So I have some doubts about our d-men we just acquired, although I hope I can be proven wrong. For once.
Aside from these main points, here are some quick hits:
--I said before the draft that I wanted, everything else being equal, injections of talent, scoring and size in our prospect pool, and advocated for the drafting of Maxime Comtois, Nikita Popugaev or Isaac Ratcliffe in the first round to achieve those objectives. When they all fell out of the first round, I hoped we'd get another shot in the second, but the Flyers got Mr. Ratcliffe early in the second, and the Ducks Mr. Comtois.
Astounded that my precious Nikita Popugaev cooled his heels until early in the fourth round, and even more that we passed him over all this time. I'll be watching this very closely, always ready to spring forth with an "I told you so!", when appropriate. Which it always is.
--I note that Ben Kerr in his prospect rankings compares, with the requisite caveats, Josh Brook and Cale Fleury, the first two defencemen we drafted, to Duncan Keith and Brent Seabrook, respectively. There's little chance they ever play on the same pairing though, as both shoot right. That'd be the only difference there.
--Cale Fleury already has three seasons in the WHL under his belt. As a 'late birthday' CHL'er, he'll be eligible to play in the AHL in 2018-19. Buy your Laval Rocket tickets now.

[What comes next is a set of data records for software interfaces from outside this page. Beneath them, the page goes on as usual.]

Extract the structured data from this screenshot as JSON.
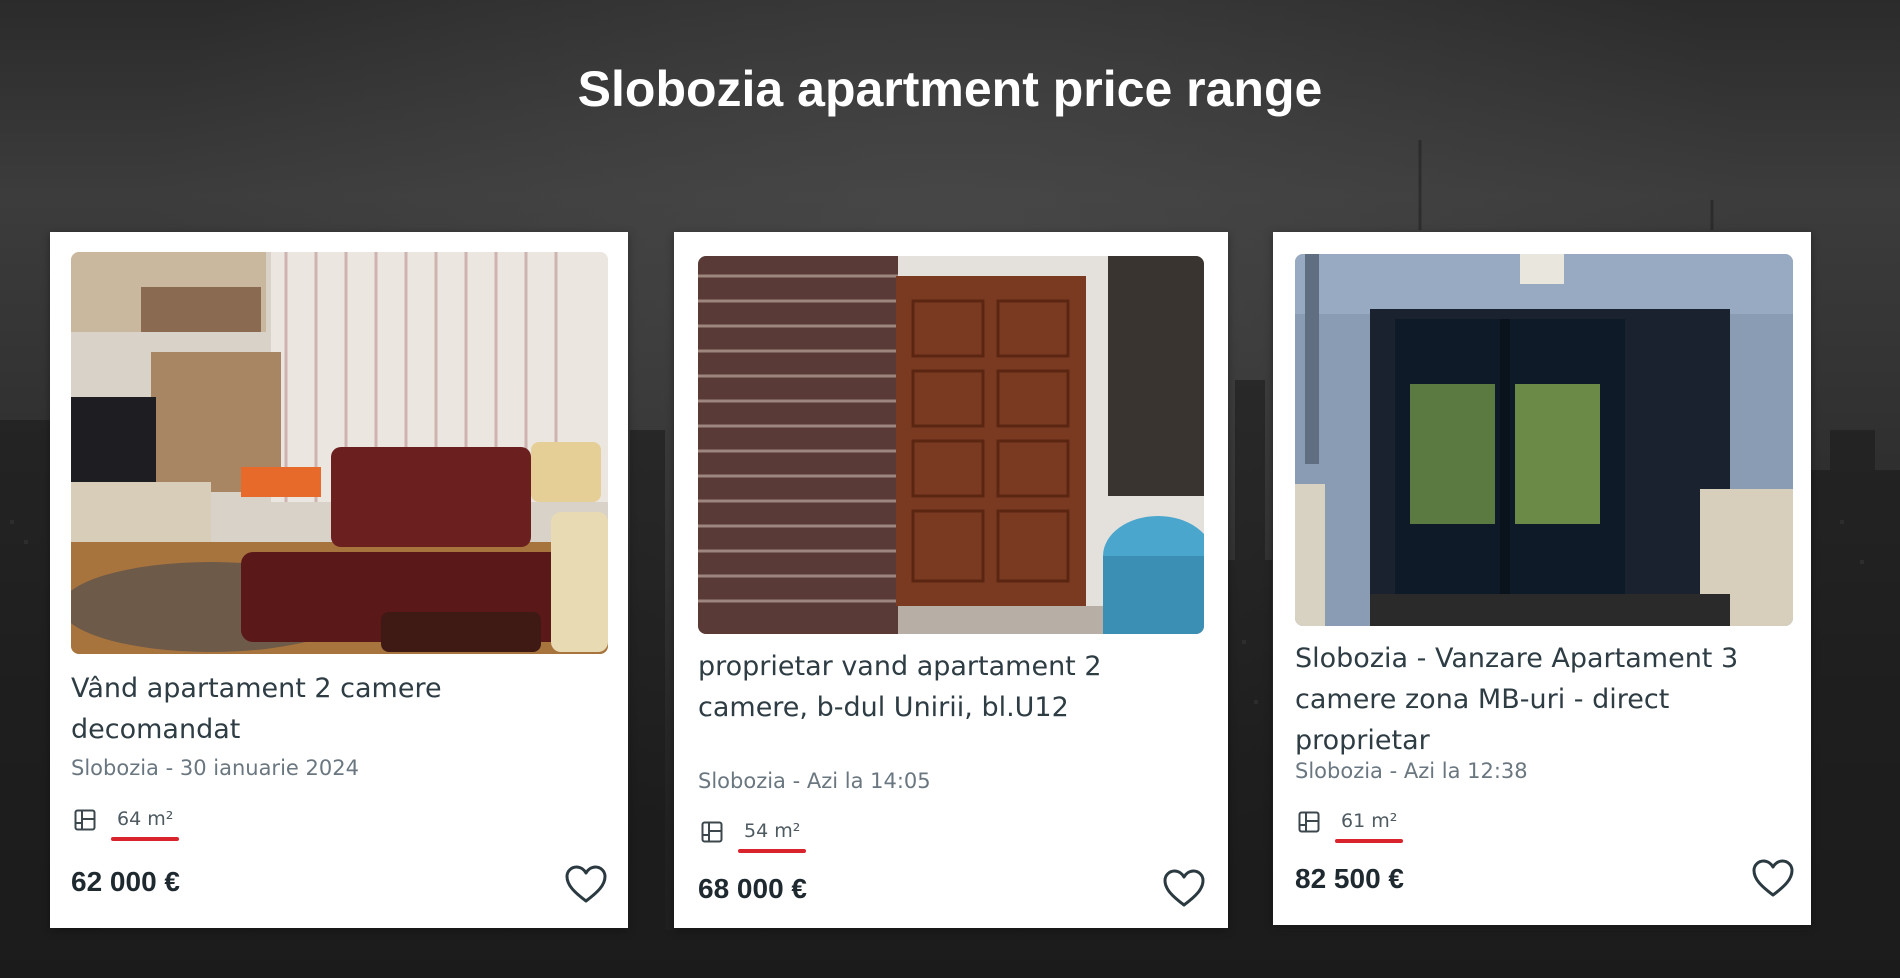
{
  "page": {
    "title": "Slobozia apartment price range"
  },
  "listings": [
    {
      "title": "Vând apartament 2 camere decomandat",
      "meta": "Slobozia - 30 ianuarie 2024",
      "area": "64 m²",
      "price": "62 000 €",
      "photo_icon": "living-room-photo",
      "favorite_icon": "heart-outline-icon"
    },
    {
      "title": "proprietar vand apartament 2 camere, b-dul Unirii, bl.U12",
      "meta": "Slobozia - Azi la 14:05",
      "area": "54 m²",
      "price": "68 000 €",
      "photo_icon": "balcony-door-photo",
      "favorite_icon": "heart-outline-icon"
    },
    {
      "title": "Slobozia - Vanzare Apartament 3 camere zona MB-uri - direct proprietar",
      "meta": "Slobozia - Azi la 12:38",
      "area": "61 m²",
      "price": "82 500 €",
      "photo_icon": "building-entrance-photo",
      "favorite_icon": "heart-outline-icon"
    }
  ],
  "colors": {
    "accent_underline": "#d9232d",
    "title_text": "#2e3c44",
    "price_text": "#1f2a30"
  }
}
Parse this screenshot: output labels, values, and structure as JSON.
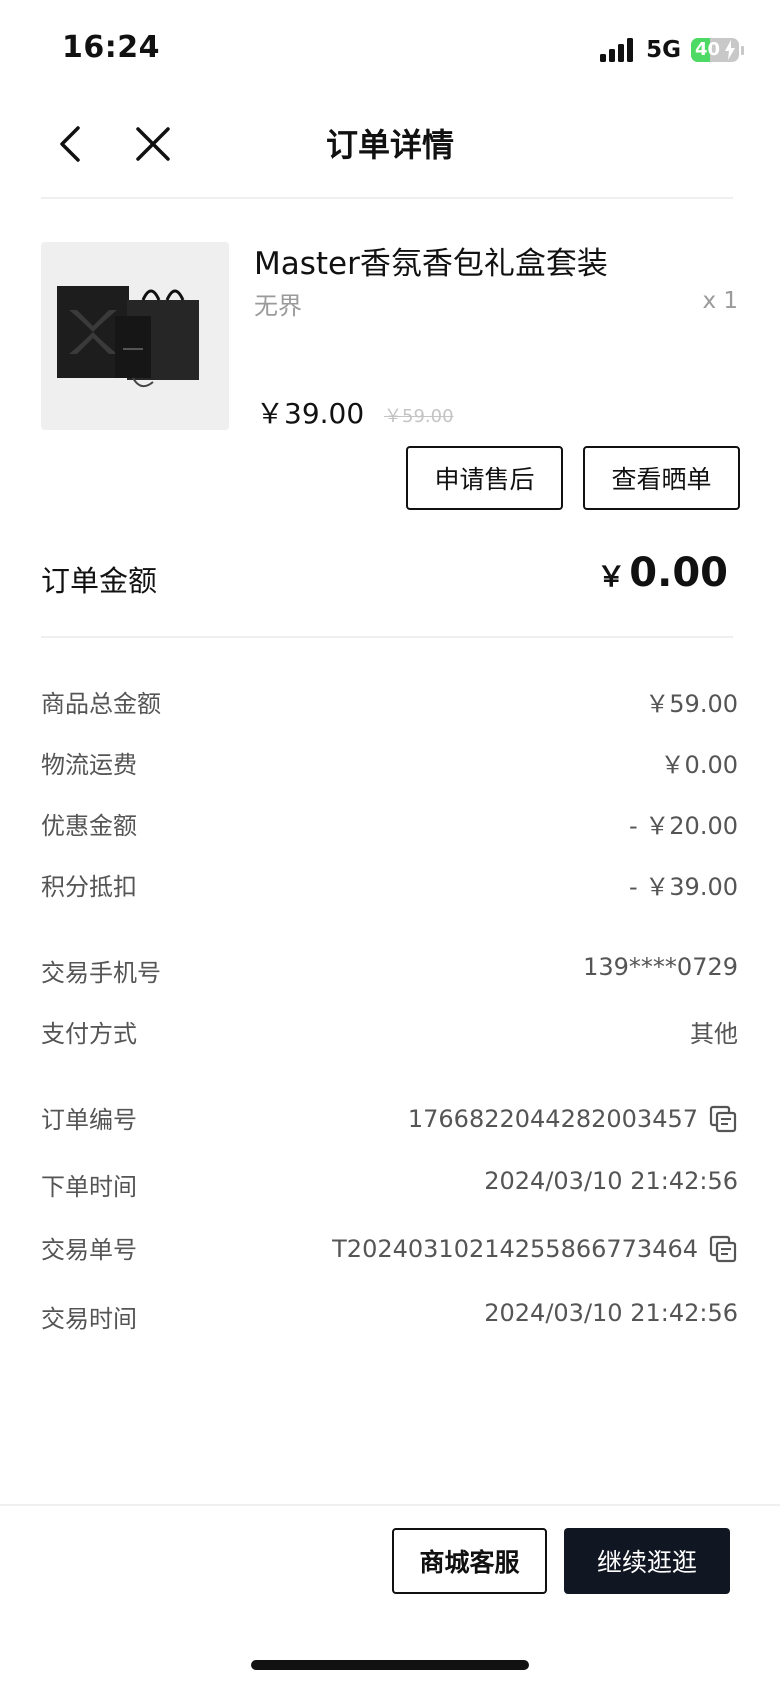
{
  "status_bar": {
    "time": "16:24",
    "network": "5G",
    "battery": "40",
    "battery_level": 0.4,
    "battery_color": "#4cd964"
  },
  "nav": {
    "title": "订单详情",
    "back_icon": "chevron-left-icon",
    "close_icon": "close-icon"
  },
  "product": {
    "name": "Master香氛香包礼盒套装",
    "shop": "无界",
    "quantity": "x 1",
    "price": "￥39.00",
    "original_price": "￥59.00"
  },
  "actions": {
    "after_sale": "申请售后",
    "view_review": "查看晒单"
  },
  "order_amount": {
    "label": "订单金额",
    "symbol": "￥",
    "value": "0.00"
  },
  "cost_rows": [
    {
      "label": "商品总金额",
      "value": "￥59.00"
    },
    {
      "label": "物流运费",
      "value": "￥0.00"
    },
    {
      "label": "优惠金额",
      "value": "- ￥20.00"
    },
    {
      "label": "积分抵扣",
      "value": "- ￥39.00"
    }
  ],
  "payment_rows": [
    {
      "label": "交易手机号",
      "value": "139****0729"
    },
    {
      "label": "支付方式",
      "value": "其他"
    }
  ],
  "order_rows": [
    {
      "label": "订单编号",
      "value": "1766822044282003457",
      "copyable": true
    },
    {
      "label": "下单时间",
      "value": "2024/03/10 21:42:56",
      "copyable": false
    },
    {
      "label": "交易单号",
      "value": "T20240310214255866773464",
      "copyable": true
    },
    {
      "label": "交易时间",
      "value": "2024/03/10 21:42:56",
      "copyable": false
    }
  ],
  "bottom": {
    "service": "商城客服",
    "continue": "继续逛逛",
    "continue_color": "#111722"
  }
}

--I know what Trevor means when he talks about his boys having a big frame, that they're already solid, how two players are sometimes listed as having essentially the same height and weight, yet look completely different.
One of my friends attended the workouts open to the public that the Canucks held at training camp last season. He raved that Nikita Tryamkin was just massive, a mountain of a man. When I asked how Andrey Pedan looked, whether he was similar in size, since there's only an inch and ten pounds between them according to the roster, he said they were completely different. Andrey Pedan looks tall and lean, like Nikita's little brother, apparently.
In a same vein, I was once in a nightclub with an earlier incarnation of the Canucks, who were in town for training camp. They were well-behaved and mostly kept to themselves, and at one point while going to get a beverage, I happened to stand next to Donald Brashear. Now, at the time I wasn't that far off Donald's listed dimensions, but I couldn't believe how thick he looked through the chest, how broad his back was. My friends saw us standing side by side, and they said I looked like a pipsqueak, relatively.
I have great friends.